Employers are not required to use the AMAP rates. Instead, they can agree to reimburse the actual cost incurred, where individuals can provide evidence of the expenditure, without an Income Tax or National Insurance charge arising.

Alternatively, they can choose to pay a different mileage rate that is higher or lower than the AMAP rates. If an employee is paid less than the approved amount, they are allowed to claim Mileage Allowance Relief (MAR) from HMRC. However, if the payment exceeds the relevant AMAP rate, and this results in a profit for the individual, they will be liable to pay Income Tax and National Insurance contributions on the difference.

As with all taxes and allowances, the Government keeps the AMAP rates under review and any changes are considered by the Chancellor.

Baroness Penn
Parliamentary Under Secretary of State (Department for Levelling Up, Housing and Communities)
24th Oct 2022
To ask His Majesty's Government what progress they have made to ensure that the recording of non-crime hate incidents is governed by a Code of Practice that is subject to parliamentary approval.

I fully recognise the concern that surrounds the recording of non-crime hate incidents. Home Office officials are currently working with the College of Policing to ensure that the right to freedom of expression is better protected.

Lord Sharpe of Epsom
Parliamentary Under-Secretary (Home Office)
18th May 2022
To ask Her Majesty's Government how many fixed penalty notices have been issued for infringements of the COVID-19 lockdown regulations; what was the (1) total, and (2) average, value of those fines; and what percentage of the fines have been paid.

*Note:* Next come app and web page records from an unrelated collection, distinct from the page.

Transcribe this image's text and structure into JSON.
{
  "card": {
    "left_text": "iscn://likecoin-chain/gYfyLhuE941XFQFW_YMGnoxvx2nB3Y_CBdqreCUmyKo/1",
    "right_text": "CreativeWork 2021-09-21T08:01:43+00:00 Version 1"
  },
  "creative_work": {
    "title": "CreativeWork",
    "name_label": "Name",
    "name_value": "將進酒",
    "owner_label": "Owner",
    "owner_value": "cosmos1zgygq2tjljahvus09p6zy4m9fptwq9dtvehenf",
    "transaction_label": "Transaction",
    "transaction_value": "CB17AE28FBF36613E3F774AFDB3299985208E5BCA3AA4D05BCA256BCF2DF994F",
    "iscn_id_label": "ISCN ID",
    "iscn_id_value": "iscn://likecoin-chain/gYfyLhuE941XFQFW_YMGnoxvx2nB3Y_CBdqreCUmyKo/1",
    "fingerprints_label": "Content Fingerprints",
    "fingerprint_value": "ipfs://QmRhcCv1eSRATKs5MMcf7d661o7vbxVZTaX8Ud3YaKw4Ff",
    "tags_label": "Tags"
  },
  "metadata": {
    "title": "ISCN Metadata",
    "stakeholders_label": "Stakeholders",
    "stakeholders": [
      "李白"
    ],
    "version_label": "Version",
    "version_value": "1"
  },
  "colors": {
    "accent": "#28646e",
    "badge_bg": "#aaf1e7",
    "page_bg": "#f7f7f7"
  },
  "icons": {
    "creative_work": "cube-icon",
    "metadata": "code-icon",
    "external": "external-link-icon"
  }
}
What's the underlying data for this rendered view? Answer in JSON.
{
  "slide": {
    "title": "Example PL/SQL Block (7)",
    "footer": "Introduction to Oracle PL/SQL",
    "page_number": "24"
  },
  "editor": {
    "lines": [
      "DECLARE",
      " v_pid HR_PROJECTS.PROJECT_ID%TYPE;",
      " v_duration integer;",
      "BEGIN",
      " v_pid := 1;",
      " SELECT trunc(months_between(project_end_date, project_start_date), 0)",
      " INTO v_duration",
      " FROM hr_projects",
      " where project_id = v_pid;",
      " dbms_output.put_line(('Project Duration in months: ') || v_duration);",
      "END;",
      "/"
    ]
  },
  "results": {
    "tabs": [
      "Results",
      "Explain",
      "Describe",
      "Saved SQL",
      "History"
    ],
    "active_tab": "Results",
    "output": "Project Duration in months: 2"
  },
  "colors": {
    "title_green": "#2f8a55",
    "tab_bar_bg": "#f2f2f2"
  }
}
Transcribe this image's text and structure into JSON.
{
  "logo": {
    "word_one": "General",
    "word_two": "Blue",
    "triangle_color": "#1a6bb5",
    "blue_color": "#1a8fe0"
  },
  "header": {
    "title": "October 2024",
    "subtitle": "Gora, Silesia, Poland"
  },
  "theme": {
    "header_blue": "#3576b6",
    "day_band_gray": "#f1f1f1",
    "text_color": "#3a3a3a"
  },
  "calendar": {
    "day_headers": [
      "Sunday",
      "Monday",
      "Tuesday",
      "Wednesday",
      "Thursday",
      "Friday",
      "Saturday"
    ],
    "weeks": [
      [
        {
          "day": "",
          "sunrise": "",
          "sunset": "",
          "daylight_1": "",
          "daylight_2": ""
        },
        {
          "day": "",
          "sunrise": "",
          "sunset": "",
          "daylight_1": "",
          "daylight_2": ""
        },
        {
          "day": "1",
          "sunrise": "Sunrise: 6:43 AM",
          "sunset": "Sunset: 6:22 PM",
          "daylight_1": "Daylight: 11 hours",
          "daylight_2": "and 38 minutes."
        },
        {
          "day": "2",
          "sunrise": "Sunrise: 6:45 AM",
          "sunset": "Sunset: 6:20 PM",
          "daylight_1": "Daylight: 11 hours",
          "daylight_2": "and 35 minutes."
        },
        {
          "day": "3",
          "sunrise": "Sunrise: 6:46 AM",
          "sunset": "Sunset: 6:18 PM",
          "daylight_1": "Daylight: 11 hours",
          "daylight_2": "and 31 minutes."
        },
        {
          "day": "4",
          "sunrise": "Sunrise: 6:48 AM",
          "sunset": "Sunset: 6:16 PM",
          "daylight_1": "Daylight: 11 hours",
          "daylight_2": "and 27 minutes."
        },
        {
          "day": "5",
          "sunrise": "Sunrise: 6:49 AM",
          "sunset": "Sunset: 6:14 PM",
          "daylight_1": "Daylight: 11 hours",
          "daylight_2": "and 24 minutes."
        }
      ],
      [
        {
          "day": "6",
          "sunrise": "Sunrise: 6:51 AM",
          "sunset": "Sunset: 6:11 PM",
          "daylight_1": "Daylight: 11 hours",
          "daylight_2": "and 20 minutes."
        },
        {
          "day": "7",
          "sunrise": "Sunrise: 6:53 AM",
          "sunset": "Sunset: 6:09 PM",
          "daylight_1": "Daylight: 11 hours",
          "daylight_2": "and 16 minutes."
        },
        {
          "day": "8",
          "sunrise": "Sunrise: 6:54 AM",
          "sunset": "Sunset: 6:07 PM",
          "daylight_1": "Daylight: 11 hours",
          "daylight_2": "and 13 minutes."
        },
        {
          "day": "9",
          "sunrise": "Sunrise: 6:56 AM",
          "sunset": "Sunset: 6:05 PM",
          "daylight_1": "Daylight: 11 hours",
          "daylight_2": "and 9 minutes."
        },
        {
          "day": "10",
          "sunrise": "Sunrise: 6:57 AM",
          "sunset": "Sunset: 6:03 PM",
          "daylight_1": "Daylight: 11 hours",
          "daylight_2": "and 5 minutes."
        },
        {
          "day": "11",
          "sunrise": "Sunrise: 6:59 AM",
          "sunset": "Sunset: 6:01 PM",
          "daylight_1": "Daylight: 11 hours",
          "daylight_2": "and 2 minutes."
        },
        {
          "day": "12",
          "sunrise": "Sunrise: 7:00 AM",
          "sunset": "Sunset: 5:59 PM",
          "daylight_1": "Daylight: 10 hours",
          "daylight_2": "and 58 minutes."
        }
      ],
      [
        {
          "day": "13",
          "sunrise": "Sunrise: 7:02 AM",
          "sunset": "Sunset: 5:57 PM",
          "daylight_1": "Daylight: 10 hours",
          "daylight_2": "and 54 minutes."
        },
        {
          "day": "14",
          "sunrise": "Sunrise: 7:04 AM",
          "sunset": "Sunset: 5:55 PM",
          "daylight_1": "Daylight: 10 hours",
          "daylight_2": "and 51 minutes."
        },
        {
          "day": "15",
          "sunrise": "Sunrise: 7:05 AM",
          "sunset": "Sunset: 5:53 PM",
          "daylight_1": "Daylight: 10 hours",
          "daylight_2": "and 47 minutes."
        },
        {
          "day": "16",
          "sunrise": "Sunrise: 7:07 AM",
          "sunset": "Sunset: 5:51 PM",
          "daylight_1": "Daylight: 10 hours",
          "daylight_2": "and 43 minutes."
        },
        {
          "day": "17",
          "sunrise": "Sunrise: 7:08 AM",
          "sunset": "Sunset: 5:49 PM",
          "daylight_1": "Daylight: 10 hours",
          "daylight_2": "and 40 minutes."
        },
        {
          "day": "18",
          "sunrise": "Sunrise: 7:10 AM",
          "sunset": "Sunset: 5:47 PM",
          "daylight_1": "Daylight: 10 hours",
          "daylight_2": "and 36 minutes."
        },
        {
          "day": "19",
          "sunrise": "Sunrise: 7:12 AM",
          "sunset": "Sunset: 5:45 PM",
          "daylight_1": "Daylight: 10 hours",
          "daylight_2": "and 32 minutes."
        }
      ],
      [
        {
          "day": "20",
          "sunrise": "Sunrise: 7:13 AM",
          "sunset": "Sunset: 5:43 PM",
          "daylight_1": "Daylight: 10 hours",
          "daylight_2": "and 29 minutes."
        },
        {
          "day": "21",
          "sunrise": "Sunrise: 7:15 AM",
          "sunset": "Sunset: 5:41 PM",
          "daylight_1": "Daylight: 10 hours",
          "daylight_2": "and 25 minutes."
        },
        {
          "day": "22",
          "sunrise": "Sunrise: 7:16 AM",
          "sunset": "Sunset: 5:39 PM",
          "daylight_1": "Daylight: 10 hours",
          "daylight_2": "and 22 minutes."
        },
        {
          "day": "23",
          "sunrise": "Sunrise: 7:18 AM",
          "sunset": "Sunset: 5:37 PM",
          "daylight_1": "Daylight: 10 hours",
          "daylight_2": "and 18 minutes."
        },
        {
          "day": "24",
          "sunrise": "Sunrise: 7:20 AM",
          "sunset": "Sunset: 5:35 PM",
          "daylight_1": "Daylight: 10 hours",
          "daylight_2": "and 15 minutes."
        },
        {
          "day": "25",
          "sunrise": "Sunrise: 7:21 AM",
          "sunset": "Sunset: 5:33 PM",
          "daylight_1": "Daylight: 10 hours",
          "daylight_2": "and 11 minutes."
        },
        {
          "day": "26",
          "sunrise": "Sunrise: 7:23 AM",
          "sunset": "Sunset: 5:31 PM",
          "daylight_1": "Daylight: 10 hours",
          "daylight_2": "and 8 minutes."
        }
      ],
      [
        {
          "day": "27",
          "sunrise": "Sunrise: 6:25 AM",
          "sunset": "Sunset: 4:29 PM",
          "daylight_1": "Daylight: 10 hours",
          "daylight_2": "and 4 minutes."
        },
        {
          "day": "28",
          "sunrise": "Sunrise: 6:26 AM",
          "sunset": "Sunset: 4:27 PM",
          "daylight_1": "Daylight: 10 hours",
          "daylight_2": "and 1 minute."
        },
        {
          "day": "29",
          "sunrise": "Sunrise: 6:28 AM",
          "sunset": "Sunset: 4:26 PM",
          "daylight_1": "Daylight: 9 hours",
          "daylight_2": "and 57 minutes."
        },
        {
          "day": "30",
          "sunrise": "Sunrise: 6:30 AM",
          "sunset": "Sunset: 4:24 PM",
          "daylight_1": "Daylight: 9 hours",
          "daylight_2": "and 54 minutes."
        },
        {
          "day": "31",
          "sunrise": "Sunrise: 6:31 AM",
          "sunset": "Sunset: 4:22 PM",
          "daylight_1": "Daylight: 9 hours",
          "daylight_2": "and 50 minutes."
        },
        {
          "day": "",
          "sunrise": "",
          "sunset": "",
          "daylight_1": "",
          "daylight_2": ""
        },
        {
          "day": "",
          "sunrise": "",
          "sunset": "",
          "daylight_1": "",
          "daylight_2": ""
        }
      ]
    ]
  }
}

Data on the number of Fixed Penalty Notices (FPNs) issued under the COVID-19 regulations by police forces in England and Wales is not held centrally by the Home Office. These figures were collected by police forces and published monthly by the National Police Chiefs' Council (NPCC).

The final tranche of figures relating to coronavirus breaches was published on 16 March 2022 and can be found here on the NPCC website at Update on Coronavirus FPNs issued by forces in England and Wales, and the payment of FPNs (npcc.police.uk)

The data includes the number of FPN letters issued by ACRO, FPNs paid, FPNs contested, and those not complied with, broken down by force area.

Baroness Williams of Trafford
Captain of the Honourable Corps of Gentlemen-at-Arms (HM Household) (Chief Whip, House of Lords)
11th May 2022
To ask Her Majesty's Government what plans they have to delete records for those accused of non-crime hate incidents.

The Government recognises the concern surrounding the recording of non-crime hate incidents (NCHIs). We also note the Court of Appeal judgment in the Harry Miller v College of Policing case that was handed down on 20 December 2021. The Court found that the recording of NCHIs is lawful provided that there are robust safeguards in place so that the interference with freedom of expression is proportionate.

Accordingly, the Government included provisions in the Police, Crime, Sentencing and Courts Bill - which received Royal Assent on 28 April 2022 - to ensure that the recording of NCHIs is governed by a Code of Practice that is subject to Parliamentary approval.

The content of the Code will be drafted in due course, and will make the processes surrounding the recording of NCHI data more transparent and subject to stronger safeguards, including on retention. In the short term, we have no plans to ask police forces to review or delete existing personal NCHI data that they may have on record. To do so would be a disproportionately costly, time consuming and resource-intensive process that is not warranted at this stage.

The College of Policing is also reflecting on the Court of Appeal’s judgment carefully and make any changes that are necessary to its existing guidance which will remain in force in the interim period before the new Code enters into effect.

Baroness Williams of Trafford
Captain of the Honourable Corps of Gentlemen-at-Arms (HM Household) (Chief Whip, House of Lords)